Chelsea’s Jason Harlow named Coach of the Year

By ALEC ETHEREDGE | Sports Editor

With half of the local girls’ basketball teams finishing above .500 this season, and several making deep playoff runs in 2019, it was tough to decide on the county’s coach of the year for the 2018-19 season.

The Shelby County Wildcats and Spain Park Jaguars both finished with 27-plus wins and a combined record of 56-9 thanks to great leadership from Ashley Phillips and back-to-back coach of the year winner Mike Chase, respectively.

The Wildcats advanced to the Sweet 16 where they lost just their second game of the season, while the Jaguars fell just short of their third straight trip to the Final Four with a loss to Hewitt-Trussville in the Elite Eight.

Both of those coaches were worthy of consideration as were the jobs of Beth Parmer at Oak Mountain, Crosby Morrison at Pelham and Lorie Kerley at Briarwood, all three of whom transformed their teams’ effort in their first year at the helm; while Westminster at Oak Mountain’s Dana Gache led her team to the Final Four for the second time in three years.

But one coach’s job went above and beyond anyone’s expectation.
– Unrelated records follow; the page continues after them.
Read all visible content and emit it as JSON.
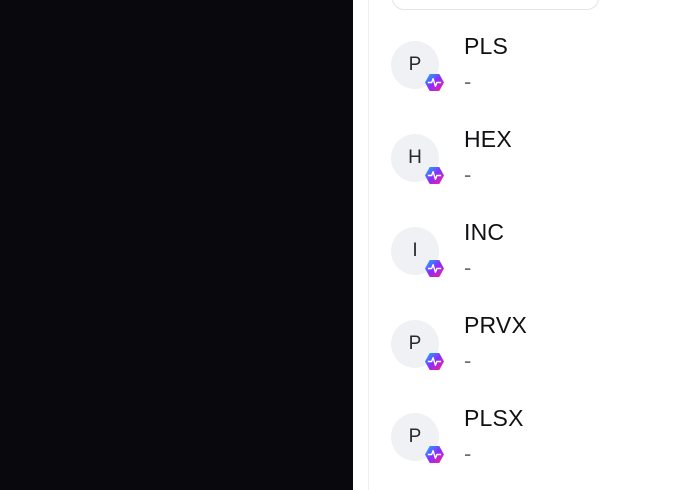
{
  "token_list": {
    "items": [
      {
        "avatar_letter": "P",
        "symbol": "PLS",
        "balance": "-",
        "chain_icon": "pulsechain-icon"
      },
      {
        "avatar_letter": "H",
        "symbol": "HEX",
        "balance": "-",
        "chain_icon": "pulsechain-icon"
      },
      {
        "avatar_letter": "I",
        "symbol": "INC",
        "balance": "-",
        "chain_icon": "pulsechain-icon"
      },
      {
        "avatar_letter": "P",
        "symbol": "PRVX",
        "balance": "-",
        "chain_icon": "pulsechain-icon"
      },
      {
        "avatar_letter": "P",
        "symbol": "PLSX",
        "balance": "-",
        "chain_icon": "pulsechain-icon"
      }
    ]
  },
  "colors": {
    "backdrop": "#09090d",
    "panel": "#ffffff",
    "avatar_bg": "#f0f1f5",
    "chain_gradient_start": "#00c2ff",
    "chain_gradient_mid": "#8a2cff",
    "chain_gradient_end": "#ff1f8f"
  }
}
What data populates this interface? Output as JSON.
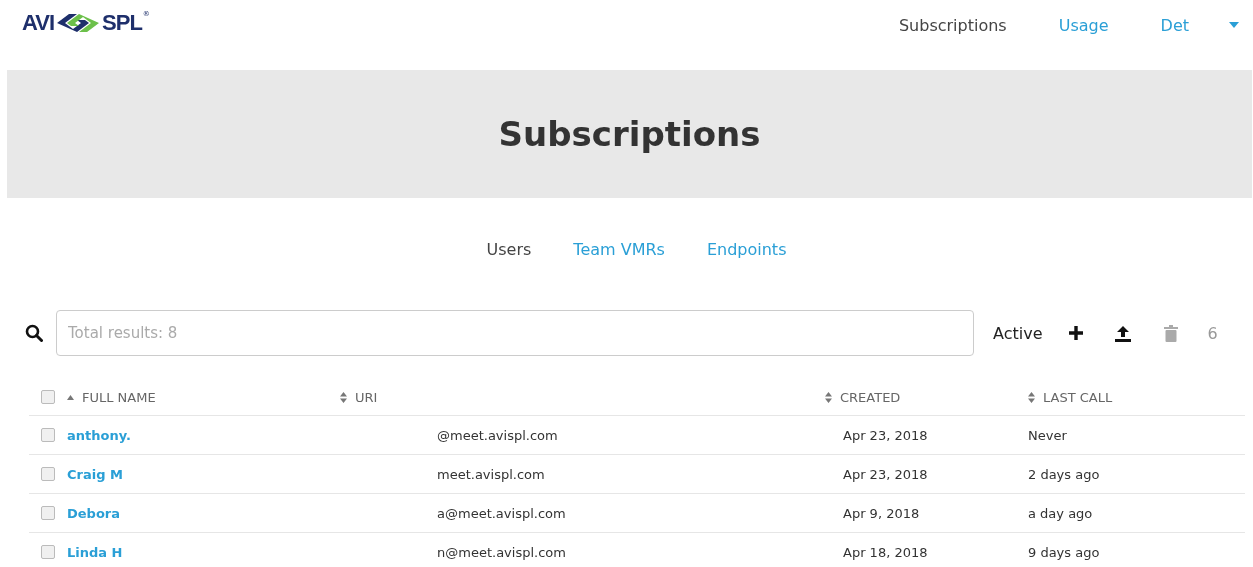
{
  "logo": {
    "left": "AVI",
    "right": "SPL",
    "mark": "®"
  },
  "nav": [
    {
      "label": "Subscriptions",
      "selected": true
    },
    {
      "label": "Usage",
      "selected": false
    },
    {
      "label": "Det",
      "selected": false
    }
  ],
  "banner": {
    "title": "Subscriptions"
  },
  "tabs": [
    {
      "label": "Users",
      "selected": true
    },
    {
      "label": "Team VMRs",
      "selected": false
    },
    {
      "label": "Endpoints",
      "selected": false
    }
  ],
  "search": {
    "placeholder": "Total results: 8"
  },
  "toolbar": {
    "filter": "Active",
    "count": "6"
  },
  "table": {
    "all_checked": false,
    "columns": [
      {
        "label": "FULL NAME",
        "sorted": true
      },
      {
        "label": "URI",
        "sorted": false
      },
      {
        "label": "CREATED",
        "sorted": false
      },
      {
        "label": "LAST CALL",
        "sorted": false
      }
    ],
    "rows": [
      {
        "checked": false,
        "name": "anthony.",
        "uri": "@meet.avispl.com",
        "created": "Apr 23, 2018",
        "last_call": "Never"
      },
      {
        "checked": false,
        "name": "Craig M",
        "uri": "meet.avispl.com",
        "created": "Apr 23, 2018",
        "last_call": "2 days ago"
      },
      {
        "checked": false,
        "name": "Debora",
        "uri": "a@meet.avispl.com",
        "created": "Apr 9, 2018",
        "last_call": "a day ago"
      },
      {
        "checked": false,
        "name": "Linda H",
        "uri": "n@meet.avispl.com",
        "created": "Apr 18, 2018",
        "last_call": "9 days ago"
      }
    ]
  }
}
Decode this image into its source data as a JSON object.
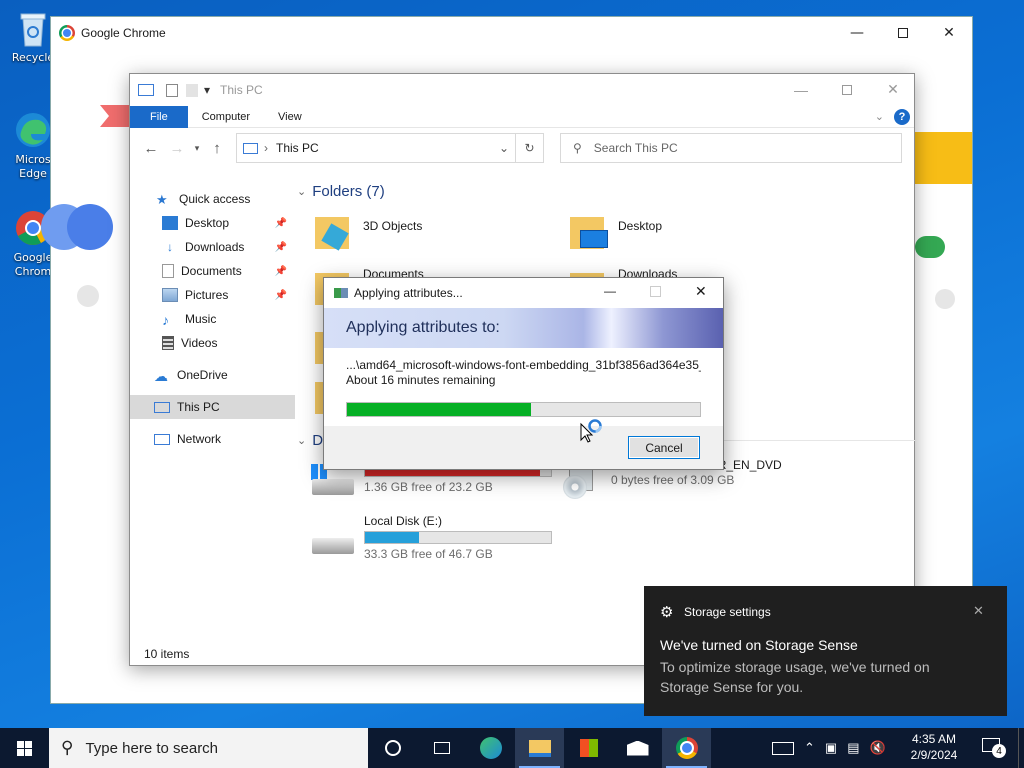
{
  "desktop": {
    "icons": [
      {
        "label": "Recycle"
      },
      {
        "label": "Micros Edge"
      },
      {
        "label": "Google Chrom"
      }
    ]
  },
  "chrome": {
    "title": "Google Chrome"
  },
  "explorer": {
    "title": "This PC",
    "tabs": [
      "File",
      "Computer",
      "View"
    ],
    "address": "This PC",
    "search_placeholder": "Search This PC",
    "nav": {
      "quick_access": "Quick access",
      "items": [
        "Desktop",
        "Downloads",
        "Documents",
        "Pictures",
        "Music",
        "Videos"
      ],
      "onedrive": "OneDrive",
      "thispc": "This PC",
      "network": "Network"
    },
    "folders_header": "Folders (7)",
    "folders": [
      "3D Objects",
      "Desktop",
      "Documents",
      "Downloads"
    ],
    "devices_header": "De",
    "drives": [
      {
        "name": "",
        "free": "1.36 GB free of 23.2 GB",
        "fill_fraction": 0.94,
        "color": "#da2626"
      },
      {
        "name": "GSP1RMCULXFRER_EN_DVD",
        "free": "0 bytes free of 3.09 GB"
      },
      {
        "name": "Local Disk (E:)",
        "free": "33.3 GB free of 46.7 GB",
        "fill_fraction": 0.29,
        "color": "#26a0da"
      }
    ],
    "status": "10 items"
  },
  "dialog": {
    "title": "Applying attributes...",
    "heading": "Applying attributes to:",
    "path": "...\\amd64_microsoft-windows-font-embedding_31bf3856ad364e35_",
    "remaining": "About 16 minutes remaining",
    "progress_fraction": 0.52,
    "cancel_label": "Cancel"
  },
  "toast": {
    "app": "Storage settings",
    "title": "We've turned on Storage Sense",
    "body": "To optimize storage usage, we've turned on Storage Sense for you."
  },
  "taskbar": {
    "search_placeholder": "Type here to search",
    "time": "4:35 AM",
    "date": "2/9/2024",
    "notification_count": "4"
  }
}
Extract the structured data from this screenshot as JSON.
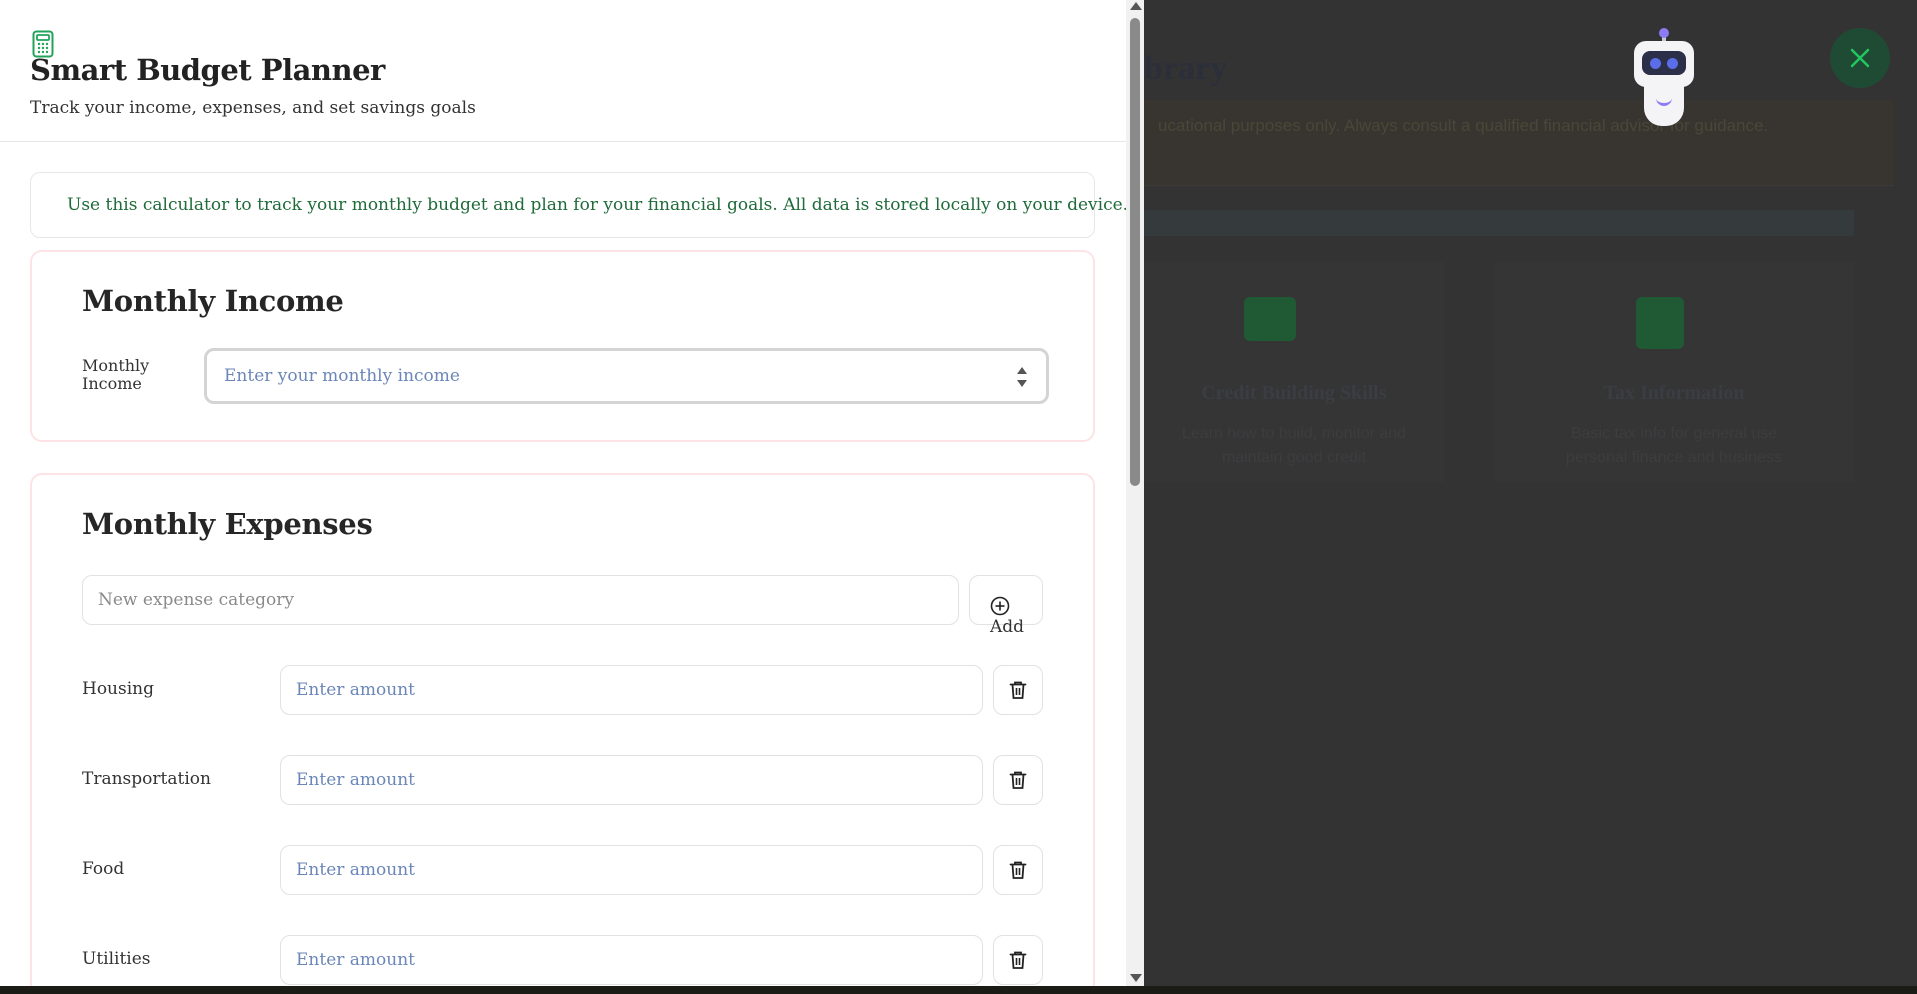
{
  "background": {
    "title": "brary",
    "banner_text": "ucational purposes only. Always consult a qualified financial advisor for guidance.",
    "cards": [
      {
        "title": "Credit Building Skills",
        "desc_line1": "Learn how to build, monitor and",
        "desc_line2": "maintain good credit"
      },
      {
        "title": "Tax Information",
        "desc_line1": "Basic tax info for general use",
        "desc_line2": "personal finance and business"
      }
    ]
  },
  "bot": {
    "icon": "robot-icon"
  },
  "close": {
    "icon": "close-icon",
    "color": "#22c55e"
  },
  "header": {
    "icon": "calculator-icon",
    "title": "Smart Budget Planner",
    "subtitle": "Track your income, expenses, and set savings goals"
  },
  "info": {
    "icon": "info-circle-icon",
    "text": "Use this calculator to track your monthly budget and plan for your financial goals. All data is stored locally on your device."
  },
  "income": {
    "title": "Monthly Income",
    "label": "Monthly Income",
    "placeholder": "Enter your monthly income",
    "value": ""
  },
  "expenses": {
    "title": "Monthly Expenses",
    "new_category_placeholder": "New expense category",
    "add_label": "Add",
    "add_icon": "plus-circle-icon",
    "delete_icon": "trash-icon",
    "items": [
      {
        "label": "Housing",
        "placeholder": "Enter amount"
      },
      {
        "label": "Transportation",
        "placeholder": "Enter amount"
      },
      {
        "label": "Food",
        "placeholder": "Enter amount"
      },
      {
        "label": "Utilities",
        "placeholder": "Enter amount"
      }
    ]
  },
  "colors": {
    "accent_green": "#22a35a",
    "info_text": "#1f6b3a",
    "card_border": "#fde3e6",
    "placeholder_blue": "#6b86b8"
  }
}
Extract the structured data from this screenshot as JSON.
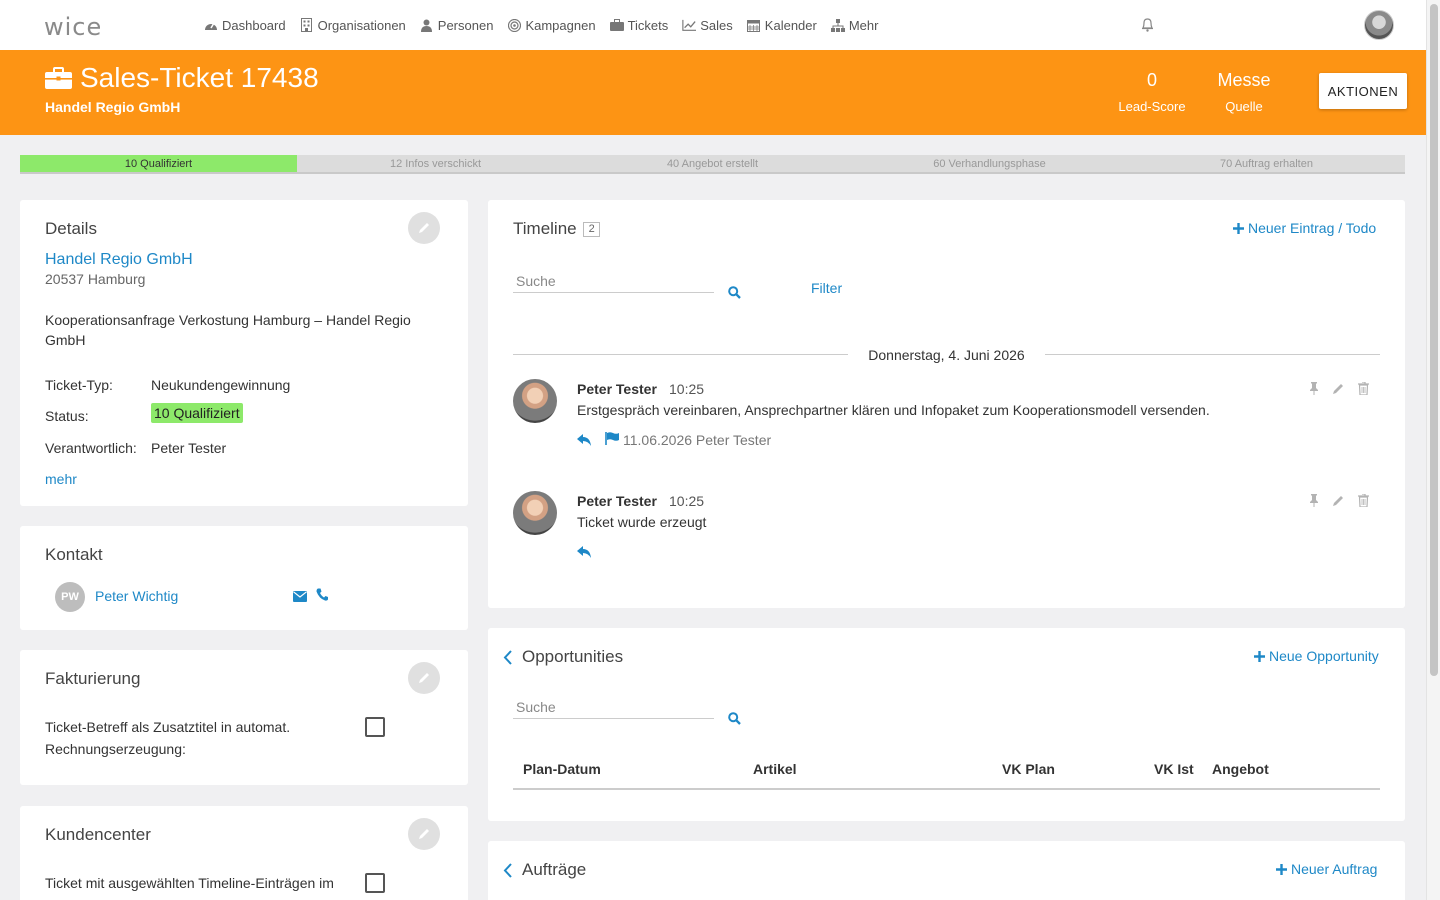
{
  "app": {
    "logo": "wice"
  },
  "nav": [
    {
      "label": "Dashboard",
      "icon": "dashboard-icon"
    },
    {
      "label": "Organisationen",
      "icon": "building-icon"
    },
    {
      "label": "Personen",
      "icon": "person-icon"
    },
    {
      "label": "Kampagnen",
      "icon": "target-icon"
    },
    {
      "label": "Tickets",
      "icon": "briefcase-icon"
    },
    {
      "label": "Sales",
      "icon": "chart-icon"
    },
    {
      "label": "Kalender",
      "icon": "calendar-icon"
    },
    {
      "label": "Mehr",
      "icon": "sitemap-icon"
    }
  ],
  "header": {
    "title": "Sales-Ticket 17438",
    "subtitle": "Handel Regio GmbH",
    "lead_score_value": "0",
    "lead_score_label": "Lead-Score",
    "source_value": "Messe",
    "source_label": "Quelle",
    "actions_label": "AKTIONEN",
    "color": "#fd9414"
  },
  "stages": [
    {
      "label": "10 Qualifiziert",
      "active": true
    },
    {
      "label": "12 Infos verschickt",
      "active": false
    },
    {
      "label": "40 Angebot erstellt",
      "active": false
    },
    {
      "label": "60 Verhandlungsphase",
      "active": false
    },
    {
      "label": "70 Auftrag erhalten",
      "active": false
    }
  ],
  "details": {
    "title": "Details",
    "company": "Handel Regio GmbH",
    "address": "20537 Hamburg",
    "description": "Kooperationsanfrage Verkostung Hamburg – Handel Regio GmbH",
    "type_label": "Ticket-Typ:",
    "type_value": "Neukundengewinnung",
    "status_label": "Status:",
    "status_value": "10 Qualifiziert",
    "owner_label": "Verantwortlich:",
    "owner_value": "Peter Tester",
    "more_link": "mehr"
  },
  "kontakt": {
    "title": "Kontakt",
    "initials": "PW",
    "name": "Peter Wichtig"
  },
  "faktur": {
    "title": "Fakturierung",
    "checkbox_label": "Ticket-Betreff als Zusatztitel in automat. Rechnungserzeugung:"
  },
  "kunden": {
    "title": "Kundencenter",
    "checkbox_label": "Ticket mit ausgewählten Timeline-Einträgen im Kundencenter sichtbar"
  },
  "timeline": {
    "title": "Timeline",
    "count": "2",
    "new_entry": "Neuer Eintrag / Todo",
    "search_placeholder": "Suche",
    "filter": "Filter",
    "date": "Donnerstag, 4. Juni 2026",
    "entries": [
      {
        "author": "Peter Tester",
        "time": "10:25",
        "text": "Erstgespräch vereinbaren, Ansprechpartner klären und Infopaket zum Kooperationsmodell versenden.",
        "due": "11.06.2026 Peter Tester"
      },
      {
        "author": "Peter Tester",
        "time": "10:25",
        "text": "Ticket wurde erzeugt",
        "due": ""
      }
    ]
  },
  "opps": {
    "title": "Opportunities",
    "new_label": "Neue Opportunity",
    "search_placeholder": "Suche",
    "columns": [
      "Plan-Datum",
      "Artikel",
      "VK Plan",
      "VK Ist",
      "Angebot"
    ]
  },
  "auftraege": {
    "title": "Aufträge",
    "new_label": "Neuer Auftrag"
  }
}
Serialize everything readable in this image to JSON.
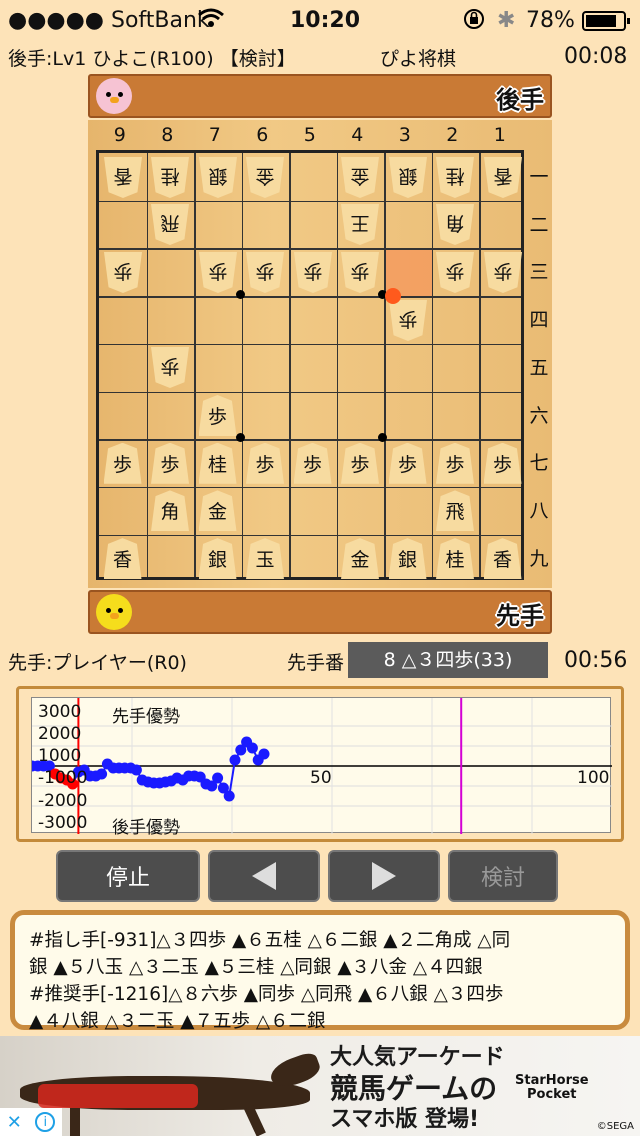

Chelsea head coach Jason Harlow stepped into his role with the Hornets during the 2018-19 season looking to get his girls to buy in and simply try to improve their effort to start an upward trend, but his first season turned into much more than that earning him the 2019 Shelby County Coach of the Year award.

During the 2017-18 basketball season, Chelsea won all of three games and finished the season at 3-22 overall after losing their leading scorer Michaella Edwards to a season-ending knee injury during her junior season.

One year later, again without Edwards who moved to a prep school, the Hornets were under the leadership of Harlow looking to build more as a team with some experienced players back.

Harlow took a team that had finished 3-22 the year before and led them to their first finish above .500 since the 2007-2008 season, as the Hornets finished 2019 with a 16-13 overall record.

That on its own was a drastic turnaround, but to add to the special story, he and the team won the Class 6A Area 8 regular-season championship and tournament, before earning their first berth in the Sweet 16 since the 2001 basketball season.

In one season, Harlow was able to take Chelsea to a place it hadn’t seen in close to 20 years, and it was all because of the effort he got the girls to play with.

While there may have been more talented teams overall this season, I was hard-pressed to find one that worked harder on both ends of the floor.

It all started with their defense though. It was a defense that knew when to press and when to play back, but it was suffocating whether they picked you up as soon as the ball was inbounded or as soon as you brought the ball into the front court.

That presence led to fast break opportunities and plenty of offensive success, and despite being in several close games, the Hornets knew they could rely on the defense in big situations to help them pull out a key win.

Their energy of always moving and running to the ball was what made them as good as they were this year, and that all starts with the leadership of the coach and the girls to trust his coaching.

All of that fell into place, and led to a special season for the Hornets and a coach of the year honor for Harlow in year one.